This new snow should be sitting on top of soft powder, but we did see surface hoar (and rimed snow) before this latest load came in. This was a difficult layer to track because it got buried under 1-2 inches of snow last week. There is definately a high level of uncertainty with this latest batch of buried surface hoar. We mostly saw it at mid elevations up to 2800 feet. Watch out in the bowls off Seattle Ridge. They are at the elevation where the biggest surface hoar crystals were observed.
Terrain management remains the key to safety with our existing snowpack. Thin early season snowpacks like what we have right now are not ready for the big lines that Alaska is famous for. We all need to keep our human factors in check and stick to planar slopes with clean runouts, and avoid steep or complex terrain. Stay away from rocks, gullies, or steep rollovers.
Although the loose sugary facets that formed on the ground in October are showing signs of improved stability, this layer is still a concern for avalanches. Every snowpit this season shows that our entire snowpack is a consolidated slab on top of a weak layer of facets. Most of our stability tests show good stability on that layer of October facets right now. However, snow pits do not tell the whole story.
The weak layer of October facets failed during the last big storm (12/8/08) and resulted in large avalanches that propogated across very wide areas. This weak layer also failed with human-triggers 5 days after that storm near rocky and complex terrain near steep rollovers. These human-triggered avalanches where small relative to the entire slope and did not propogate very wide. They stayed isolated to specific terrain features, but these were very dangerous for people. I’m not sure, but these facets may be a problem after the next big storm.
WESTERN PRINCE WILLIAM SOUND-
500 AM AKST FRI DEC 26 2008
…BLIZZARD WARNING IN EFFECT UNTIL 4 PM AKST THIS AFTERNOON
.TODAY…MOSTLY CLOUDY WITH A CHANCE OF SNOW IN THE MORNING.
BLOWING SNOW IN WHITTIER WILL REDUCE VISIBILITIES TO ONE QUARTER
MILE OR LESS AT TIMES. HIGHS IN THE TEENS INLAND TO 20S ALONG THE
COAST. NORTH TO WEST WIND 15 TO 30 MPH. GUSTS TO 50 MPH IN SEWARD
AND 75 MPH IN WHITTIER.
.TONIGHT…PARTLY CLOUDY. LOWS 5 TO 20 ABOVE…COLDEST INLAND.
NORTH TO WEST WIND 10 TO 25 MPH. GUSTS TO 40 MPH NEAR SEWARD
.SATURDAY…PARTLY CLOUDY IN THE MORNING THEN BECOMING MOSTLY
CLOUDY. HIGHS 10 TO 20 ABOVE. NORTH TO WEST WIND 10 TO 15 MPH

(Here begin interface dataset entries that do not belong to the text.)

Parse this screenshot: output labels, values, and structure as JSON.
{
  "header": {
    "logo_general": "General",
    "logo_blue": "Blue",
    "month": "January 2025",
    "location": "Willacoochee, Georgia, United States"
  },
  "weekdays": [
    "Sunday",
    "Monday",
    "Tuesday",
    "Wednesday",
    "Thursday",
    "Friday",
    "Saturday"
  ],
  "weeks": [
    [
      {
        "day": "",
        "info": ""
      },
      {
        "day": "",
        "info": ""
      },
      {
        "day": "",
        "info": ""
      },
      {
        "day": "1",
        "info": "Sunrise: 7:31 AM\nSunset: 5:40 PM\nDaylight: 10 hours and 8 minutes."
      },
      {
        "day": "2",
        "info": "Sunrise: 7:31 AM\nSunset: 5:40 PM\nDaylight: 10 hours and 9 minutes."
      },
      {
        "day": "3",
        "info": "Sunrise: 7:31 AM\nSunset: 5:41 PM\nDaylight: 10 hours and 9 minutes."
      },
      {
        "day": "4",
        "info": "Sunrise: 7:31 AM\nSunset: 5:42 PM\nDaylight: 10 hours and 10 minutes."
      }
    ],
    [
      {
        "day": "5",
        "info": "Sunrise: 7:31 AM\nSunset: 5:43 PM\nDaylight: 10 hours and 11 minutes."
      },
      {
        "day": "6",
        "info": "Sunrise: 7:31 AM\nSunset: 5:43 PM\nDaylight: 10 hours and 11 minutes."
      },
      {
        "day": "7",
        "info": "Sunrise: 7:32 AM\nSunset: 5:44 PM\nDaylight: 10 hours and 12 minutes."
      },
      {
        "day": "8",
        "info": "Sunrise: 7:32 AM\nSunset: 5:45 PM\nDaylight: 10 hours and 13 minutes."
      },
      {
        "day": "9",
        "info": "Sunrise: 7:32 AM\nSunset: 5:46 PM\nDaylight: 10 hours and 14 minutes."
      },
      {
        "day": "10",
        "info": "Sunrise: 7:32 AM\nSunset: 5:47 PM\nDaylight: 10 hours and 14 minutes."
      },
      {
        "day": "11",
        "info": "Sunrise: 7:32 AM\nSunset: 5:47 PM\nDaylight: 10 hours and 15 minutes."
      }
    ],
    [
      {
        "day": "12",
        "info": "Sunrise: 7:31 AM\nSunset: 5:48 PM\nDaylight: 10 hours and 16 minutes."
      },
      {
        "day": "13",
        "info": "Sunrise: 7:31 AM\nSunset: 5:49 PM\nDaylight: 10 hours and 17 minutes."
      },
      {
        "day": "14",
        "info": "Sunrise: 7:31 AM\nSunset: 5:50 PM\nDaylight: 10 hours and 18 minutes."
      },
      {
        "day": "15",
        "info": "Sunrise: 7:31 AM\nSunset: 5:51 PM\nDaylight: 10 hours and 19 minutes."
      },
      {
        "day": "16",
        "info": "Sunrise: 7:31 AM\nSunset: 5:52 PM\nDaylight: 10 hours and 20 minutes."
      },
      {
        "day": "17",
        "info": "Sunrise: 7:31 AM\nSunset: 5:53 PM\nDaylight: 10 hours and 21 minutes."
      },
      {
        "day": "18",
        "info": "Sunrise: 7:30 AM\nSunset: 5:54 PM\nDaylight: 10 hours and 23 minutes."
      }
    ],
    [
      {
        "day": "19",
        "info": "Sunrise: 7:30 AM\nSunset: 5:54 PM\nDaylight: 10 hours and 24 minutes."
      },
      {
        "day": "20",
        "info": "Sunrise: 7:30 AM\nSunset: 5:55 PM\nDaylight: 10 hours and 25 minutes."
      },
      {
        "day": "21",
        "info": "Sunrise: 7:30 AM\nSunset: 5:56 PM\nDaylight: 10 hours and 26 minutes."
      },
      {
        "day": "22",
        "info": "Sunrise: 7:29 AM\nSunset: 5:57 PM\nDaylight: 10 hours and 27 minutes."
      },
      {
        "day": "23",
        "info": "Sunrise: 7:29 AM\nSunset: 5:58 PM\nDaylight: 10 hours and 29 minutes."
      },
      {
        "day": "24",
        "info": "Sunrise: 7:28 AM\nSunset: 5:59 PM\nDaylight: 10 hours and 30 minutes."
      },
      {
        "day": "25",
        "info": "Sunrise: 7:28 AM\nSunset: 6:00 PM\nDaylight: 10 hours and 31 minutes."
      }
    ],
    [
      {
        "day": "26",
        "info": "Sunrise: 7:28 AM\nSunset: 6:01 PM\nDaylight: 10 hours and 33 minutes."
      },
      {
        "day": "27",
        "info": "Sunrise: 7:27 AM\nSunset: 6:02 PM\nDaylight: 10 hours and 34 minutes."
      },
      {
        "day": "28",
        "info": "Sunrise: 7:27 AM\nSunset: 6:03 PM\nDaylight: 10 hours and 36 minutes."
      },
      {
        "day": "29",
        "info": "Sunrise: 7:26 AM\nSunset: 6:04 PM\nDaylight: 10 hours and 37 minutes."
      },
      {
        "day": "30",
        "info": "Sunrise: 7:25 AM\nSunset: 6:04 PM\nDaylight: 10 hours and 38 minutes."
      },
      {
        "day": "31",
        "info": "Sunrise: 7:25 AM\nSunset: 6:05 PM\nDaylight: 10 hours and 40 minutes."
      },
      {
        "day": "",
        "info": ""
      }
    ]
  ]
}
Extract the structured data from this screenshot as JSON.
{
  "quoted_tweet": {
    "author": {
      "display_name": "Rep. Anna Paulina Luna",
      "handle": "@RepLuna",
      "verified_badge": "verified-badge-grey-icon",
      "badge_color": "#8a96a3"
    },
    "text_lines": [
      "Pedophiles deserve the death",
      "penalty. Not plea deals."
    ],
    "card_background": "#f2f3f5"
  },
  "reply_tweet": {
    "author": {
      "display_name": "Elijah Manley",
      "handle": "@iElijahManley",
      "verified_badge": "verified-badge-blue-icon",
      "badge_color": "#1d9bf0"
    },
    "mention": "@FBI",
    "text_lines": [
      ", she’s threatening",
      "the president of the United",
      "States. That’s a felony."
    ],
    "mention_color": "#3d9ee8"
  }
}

WITH GUSTS TO 30 MPH NEAR SEWARD AND WHITTIER.
TEMPERATURE / PRECIPITATION
SEWARD 24 15 18 / 20 0 0
GIRDWOOD 20 7 14 / 40 0 0
TEMPERATURE / PRECIPITATION
SEWARD 27 24 24 / 100 100 40
GIRDWOOD 24 18 22 / 100 100 60